“While we are co-developing – and in some cases co-investing -[it] really creates a whole different model [for our innovation pillar]”said Dr. Stephen Klasko, CEO of Jefferson Health and President of Thomas Jefferson University, on a call with reporters Monday.
Klasko announced last week that he would be retiring at the end of the year.
The partnership builds on previous collaborations between Klasko and Hemant Taneja, Managing Partner of General Catalyst. Last year, Klasko and Taneja co-authored a book outlining their vision for Medicare and the need to move towards a system that prioritizes preventative care.
The new partnership is unrelated to Health Assurance Acquisition Corp., a specialist acquisition company that Klasko and Taneja formed with former Livongo executives last year, according to Taneja.
Jefferson Health is still in the “early stages” of partnering with General Catalyst and has yet to determine what the financial details of the work will look like, according to Patricia Wellenbach, chairman of the health system board. Ideally, the technologies and services resulting from this partnership will reduce the cost of care.

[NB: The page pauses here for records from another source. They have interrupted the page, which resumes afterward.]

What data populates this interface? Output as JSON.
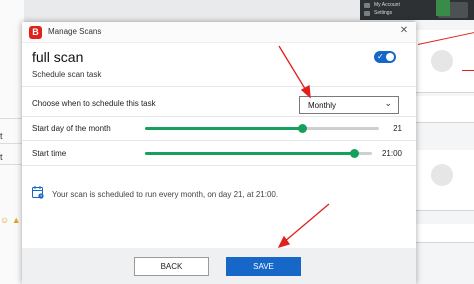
{
  "dialog": {
    "title": "Manage Scans",
    "logo_letter": "B",
    "close_glyph": "✕",
    "scan_name": "full scan",
    "subtitle": "Schedule scan task",
    "enabled": true
  },
  "schedule": {
    "label": "Choose when to schedule this task",
    "selected": "Monthly",
    "chevron": "⌄"
  },
  "start_day": {
    "label": "Start day of the month",
    "value": "21",
    "fraction": 0.67
  },
  "start_time": {
    "label": "Start time",
    "value": "21:00",
    "fraction": 0.92
  },
  "info": {
    "text": "Your scan is scheduled to run every month, on day 21, at 21:00."
  },
  "buttons": {
    "back": "BACK",
    "save": "SAVE"
  },
  "background": {
    "menu_items": [
      "My Account",
      "Settings"
    ]
  },
  "colors": {
    "accent": "#1667c8",
    "slider": "#17a05d",
    "brand": "#e0201c",
    "annotation": "#e0201c"
  },
  "icons": [
    "app-logo-icon",
    "close-icon",
    "toggle-check-icon",
    "chevron-down-icon",
    "calendar-icon",
    "annotation-arrow"
  ]
}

“We are exploring all the financial parameters that surround it,” she said. “There will be more details to come.”
General Catalyst’s health insurance network includes software companies like Commure, Olive, Tendo, and Transcarent. According to Taneja, General Catalyst intends to perform a program management function, helping to connect companies in the network so that their products can exchange data with each other and be part of an integrated ecosystem.

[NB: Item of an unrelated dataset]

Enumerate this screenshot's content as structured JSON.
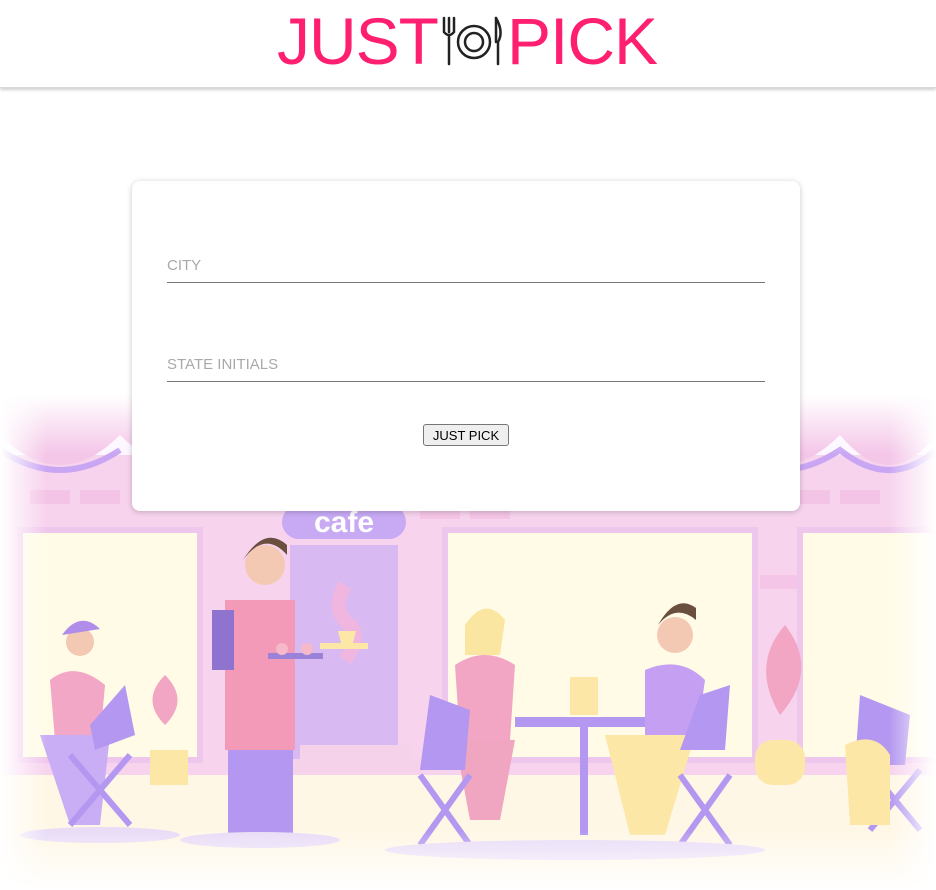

Tendo, a digital engagement company, launched with support from Jefferson Health and General Catalyst earlier this year. Jefferson Health works closely with Tendo and enlists the company to help it adapt or even create engagement tools for patients and clinicians when it identifies gaps it needs to fill, according to Klasko. This can fuel the development of new products that Tendo can sell to other customers in the healthcare system.
The partnership with Jefferson Health is part of General Catalyst’s effort to reinvent the way a venture capitalist works with finance companies and helps them build them.
âHealthcare transformation is too big for a single business, it’s really going to take an ecosystem,â Taneja said. “We are very grateful to the leadership at Jefferson for being partners in making this, first and foremost, here in Philadelphia, and then making it a model for the rest of the country.”
General Catalyst was the number one investor in digital health in the third quarter of 2021, according to data from Digital Health Business & Technology, as it participated in nine funding rounds. The company has enjoyed great success as an early-stage investor in Livongo – which has since been acquired by Teladoc Health – and Oscar, as well as an investor in companies like Airbnb, Grammarly, Kayak and Snap and Warby Parker outside of care. health.